How do Bast interpret “Woman X”? You got it. It is most likely a mysterious elder. Here is a quote: “Just as Neanderthals could theoretically live amongst us without us realizing they are a different species, so could this new strain. Speculating further, this could be representative of the civilization that gave us the Long Count calendar. An additional speculation could find them living amongst us today…

If there are any “mysterious elders” amongst us today, perhaps they are suddenly disappearing, rather than risk a DNA match….

First of all, Neanderthals may not have been another species, they are sometimes called a subspecies of Homo sapiens. The whole definition of species is based on Aristotelian essences. All animals and plants show variation and only in a limited slice of the time-space continuum can we define a species from another species. Seen in a temporal continuity we cannot say when one species turned into another (it does not occur from one generation to the next). Fossils are few compared to the amount of individuals that once existed and by relying on these few remains one get the wrong idea that animals are clearly defined units in time. I am pretty sure we would know if there was another species of hominins living among us today. The whole “conspiracy” idea that they would hide out because they will risk a DNA match is solely based on “modern” ideas of what constitutes a species in biology. I am pretty sure that a “mysterious elder” in the Late Formative Maya area would have little problem with such ideas…

Best of all is Bast’s speculation that this new strain gave us the Long Count calendar. This is yet another example of speculation with no substance to it. Do we have “Women Xs” in Mesoamerica as well?
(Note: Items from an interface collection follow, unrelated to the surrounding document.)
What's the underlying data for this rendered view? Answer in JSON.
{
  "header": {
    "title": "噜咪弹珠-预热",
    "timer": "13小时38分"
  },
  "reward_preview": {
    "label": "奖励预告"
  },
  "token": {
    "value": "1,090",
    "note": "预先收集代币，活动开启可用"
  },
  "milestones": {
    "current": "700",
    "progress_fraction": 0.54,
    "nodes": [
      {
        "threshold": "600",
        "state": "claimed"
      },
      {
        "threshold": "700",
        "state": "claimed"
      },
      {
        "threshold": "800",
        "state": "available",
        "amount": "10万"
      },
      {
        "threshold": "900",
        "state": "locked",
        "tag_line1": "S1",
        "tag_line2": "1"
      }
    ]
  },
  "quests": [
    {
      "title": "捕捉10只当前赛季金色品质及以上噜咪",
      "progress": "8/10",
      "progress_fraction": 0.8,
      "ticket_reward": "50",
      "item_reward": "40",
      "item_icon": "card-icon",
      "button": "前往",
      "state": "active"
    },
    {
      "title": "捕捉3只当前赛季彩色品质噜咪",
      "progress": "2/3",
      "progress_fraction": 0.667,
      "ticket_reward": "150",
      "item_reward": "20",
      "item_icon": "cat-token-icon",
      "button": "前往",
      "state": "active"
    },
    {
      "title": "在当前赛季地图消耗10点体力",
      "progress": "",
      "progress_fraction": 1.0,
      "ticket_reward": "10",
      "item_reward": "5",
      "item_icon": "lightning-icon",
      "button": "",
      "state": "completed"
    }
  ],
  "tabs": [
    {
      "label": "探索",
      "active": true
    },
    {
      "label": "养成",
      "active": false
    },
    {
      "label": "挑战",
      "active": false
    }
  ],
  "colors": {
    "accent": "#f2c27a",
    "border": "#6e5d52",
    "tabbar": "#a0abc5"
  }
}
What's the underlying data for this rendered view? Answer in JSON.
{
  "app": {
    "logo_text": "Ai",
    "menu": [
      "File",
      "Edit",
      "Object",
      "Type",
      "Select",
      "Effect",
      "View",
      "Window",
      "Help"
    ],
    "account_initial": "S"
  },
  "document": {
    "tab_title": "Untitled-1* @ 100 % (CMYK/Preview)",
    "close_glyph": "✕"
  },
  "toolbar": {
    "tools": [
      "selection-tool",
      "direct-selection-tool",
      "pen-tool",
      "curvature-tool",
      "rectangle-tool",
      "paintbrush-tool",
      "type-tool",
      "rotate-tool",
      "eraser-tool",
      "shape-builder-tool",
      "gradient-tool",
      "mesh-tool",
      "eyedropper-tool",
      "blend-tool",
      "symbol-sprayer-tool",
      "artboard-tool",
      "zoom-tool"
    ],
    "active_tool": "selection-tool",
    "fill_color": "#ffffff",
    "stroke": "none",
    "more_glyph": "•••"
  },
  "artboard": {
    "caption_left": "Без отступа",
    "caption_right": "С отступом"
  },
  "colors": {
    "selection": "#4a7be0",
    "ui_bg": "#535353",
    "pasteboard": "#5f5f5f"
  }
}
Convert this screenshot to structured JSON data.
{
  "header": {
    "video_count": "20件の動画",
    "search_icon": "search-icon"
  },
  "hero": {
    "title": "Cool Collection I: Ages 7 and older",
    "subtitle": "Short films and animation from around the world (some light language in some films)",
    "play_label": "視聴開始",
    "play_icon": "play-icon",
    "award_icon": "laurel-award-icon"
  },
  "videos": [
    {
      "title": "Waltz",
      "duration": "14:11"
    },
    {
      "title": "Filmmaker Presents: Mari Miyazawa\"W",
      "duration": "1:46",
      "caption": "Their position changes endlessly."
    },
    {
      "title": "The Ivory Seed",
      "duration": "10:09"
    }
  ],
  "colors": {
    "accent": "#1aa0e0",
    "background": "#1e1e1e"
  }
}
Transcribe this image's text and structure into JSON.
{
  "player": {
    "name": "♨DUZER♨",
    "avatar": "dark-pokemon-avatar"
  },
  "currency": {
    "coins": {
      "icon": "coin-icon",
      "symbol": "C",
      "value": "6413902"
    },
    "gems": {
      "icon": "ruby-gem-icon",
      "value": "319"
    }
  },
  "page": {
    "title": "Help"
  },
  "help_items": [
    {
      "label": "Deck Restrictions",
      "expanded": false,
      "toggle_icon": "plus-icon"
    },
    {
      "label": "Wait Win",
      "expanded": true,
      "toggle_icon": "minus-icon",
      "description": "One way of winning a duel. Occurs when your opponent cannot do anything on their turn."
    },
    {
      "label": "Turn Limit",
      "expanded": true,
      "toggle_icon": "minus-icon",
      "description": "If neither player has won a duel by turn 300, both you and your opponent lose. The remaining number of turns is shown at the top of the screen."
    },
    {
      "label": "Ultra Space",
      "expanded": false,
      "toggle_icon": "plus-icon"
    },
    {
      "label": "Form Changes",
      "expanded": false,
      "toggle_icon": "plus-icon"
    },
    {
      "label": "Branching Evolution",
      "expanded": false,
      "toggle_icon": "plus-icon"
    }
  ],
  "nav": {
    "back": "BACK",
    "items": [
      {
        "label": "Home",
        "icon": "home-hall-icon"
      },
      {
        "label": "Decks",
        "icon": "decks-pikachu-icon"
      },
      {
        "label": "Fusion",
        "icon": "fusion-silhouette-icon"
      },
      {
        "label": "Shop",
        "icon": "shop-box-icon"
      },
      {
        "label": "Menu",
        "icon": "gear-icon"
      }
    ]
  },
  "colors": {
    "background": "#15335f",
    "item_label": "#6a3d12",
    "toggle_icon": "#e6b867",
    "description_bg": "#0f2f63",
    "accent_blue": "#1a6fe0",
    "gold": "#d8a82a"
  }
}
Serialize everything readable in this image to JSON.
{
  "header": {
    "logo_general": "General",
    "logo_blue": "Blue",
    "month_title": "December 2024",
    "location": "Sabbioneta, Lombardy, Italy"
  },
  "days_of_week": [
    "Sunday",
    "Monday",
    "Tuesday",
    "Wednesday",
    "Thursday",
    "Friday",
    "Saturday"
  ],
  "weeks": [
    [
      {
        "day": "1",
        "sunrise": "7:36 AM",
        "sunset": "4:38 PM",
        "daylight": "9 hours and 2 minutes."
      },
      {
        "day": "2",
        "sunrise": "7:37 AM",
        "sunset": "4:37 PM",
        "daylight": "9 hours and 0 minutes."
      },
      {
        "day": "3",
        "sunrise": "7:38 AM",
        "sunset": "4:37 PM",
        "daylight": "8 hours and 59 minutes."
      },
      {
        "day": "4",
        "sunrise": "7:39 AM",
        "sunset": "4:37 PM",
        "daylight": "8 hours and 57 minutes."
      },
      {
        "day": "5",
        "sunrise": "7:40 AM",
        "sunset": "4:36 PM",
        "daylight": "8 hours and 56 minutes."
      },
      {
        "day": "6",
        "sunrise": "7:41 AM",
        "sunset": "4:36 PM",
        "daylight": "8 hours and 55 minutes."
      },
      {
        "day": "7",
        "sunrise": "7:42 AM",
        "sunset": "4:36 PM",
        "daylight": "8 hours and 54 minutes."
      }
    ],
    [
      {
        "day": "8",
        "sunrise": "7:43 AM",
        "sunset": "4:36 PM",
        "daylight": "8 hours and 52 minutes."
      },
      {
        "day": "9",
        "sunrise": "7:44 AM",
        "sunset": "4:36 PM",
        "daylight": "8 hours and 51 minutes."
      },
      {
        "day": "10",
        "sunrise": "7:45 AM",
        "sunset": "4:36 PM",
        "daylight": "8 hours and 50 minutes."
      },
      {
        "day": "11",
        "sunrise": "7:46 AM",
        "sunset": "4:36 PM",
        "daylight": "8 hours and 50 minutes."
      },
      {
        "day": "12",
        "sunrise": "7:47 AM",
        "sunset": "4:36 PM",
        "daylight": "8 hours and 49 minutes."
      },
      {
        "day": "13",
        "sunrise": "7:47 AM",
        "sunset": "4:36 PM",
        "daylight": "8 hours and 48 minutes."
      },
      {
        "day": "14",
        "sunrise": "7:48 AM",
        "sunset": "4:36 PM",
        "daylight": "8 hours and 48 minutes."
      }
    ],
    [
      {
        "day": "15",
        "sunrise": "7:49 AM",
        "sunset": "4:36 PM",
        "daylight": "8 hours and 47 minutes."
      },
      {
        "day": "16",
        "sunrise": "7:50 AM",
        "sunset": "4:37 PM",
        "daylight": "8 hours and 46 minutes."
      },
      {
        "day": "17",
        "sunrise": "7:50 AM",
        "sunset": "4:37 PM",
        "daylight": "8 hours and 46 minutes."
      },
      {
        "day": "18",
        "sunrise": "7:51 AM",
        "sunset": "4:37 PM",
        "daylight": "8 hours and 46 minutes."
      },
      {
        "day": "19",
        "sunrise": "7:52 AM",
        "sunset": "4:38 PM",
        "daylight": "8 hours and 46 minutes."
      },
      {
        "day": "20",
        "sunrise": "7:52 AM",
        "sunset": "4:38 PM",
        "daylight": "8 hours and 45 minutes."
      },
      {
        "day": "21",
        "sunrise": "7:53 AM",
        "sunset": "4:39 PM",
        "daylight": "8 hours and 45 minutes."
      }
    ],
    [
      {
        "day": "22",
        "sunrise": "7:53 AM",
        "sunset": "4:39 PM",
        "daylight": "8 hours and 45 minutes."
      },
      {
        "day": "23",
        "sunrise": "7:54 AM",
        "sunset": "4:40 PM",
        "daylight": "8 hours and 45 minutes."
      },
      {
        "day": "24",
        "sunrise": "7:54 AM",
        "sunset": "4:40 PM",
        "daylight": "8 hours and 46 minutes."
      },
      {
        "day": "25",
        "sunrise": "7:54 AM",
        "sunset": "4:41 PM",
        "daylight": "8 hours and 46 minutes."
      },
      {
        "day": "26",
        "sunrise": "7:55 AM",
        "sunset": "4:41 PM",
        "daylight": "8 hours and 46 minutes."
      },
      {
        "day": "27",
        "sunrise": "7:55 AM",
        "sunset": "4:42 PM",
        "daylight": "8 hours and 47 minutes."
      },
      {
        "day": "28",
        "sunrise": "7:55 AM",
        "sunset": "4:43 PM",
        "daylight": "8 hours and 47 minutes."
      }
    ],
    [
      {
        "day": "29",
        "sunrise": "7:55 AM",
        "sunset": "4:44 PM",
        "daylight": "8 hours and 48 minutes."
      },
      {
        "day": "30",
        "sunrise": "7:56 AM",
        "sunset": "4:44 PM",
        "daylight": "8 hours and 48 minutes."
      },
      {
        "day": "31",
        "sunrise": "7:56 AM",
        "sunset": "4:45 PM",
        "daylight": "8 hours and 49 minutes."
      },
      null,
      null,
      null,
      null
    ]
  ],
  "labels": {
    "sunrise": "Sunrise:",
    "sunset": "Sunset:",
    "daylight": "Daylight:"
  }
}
If so, are these the Epi-Olmecs? Is this the civilization he talks about or is it yet another mysterious civilization that gave rise to pyramids in other parts of the world as well? Here Bast relies on the same essentialist thinking as he uses when he discusses species. There are no clearly defined civilizations separate from others. Everything is fluid, not solid forms. How does he explain the temporal and spatial gap between the Altai mountains roughly 30,000 BC to Mesoamerica 3114 BC (or rather a few decades before the birth of Christ when we have the earliest Long Count inscription)? Of course he cannot do that without relying on some essentialist ideas such as his mysterious elders. It is complete nonsense.

Advertisements

Responses

  1. man what is your fb site?

  2. That information is confidential.


Categories

%d bloggers like this: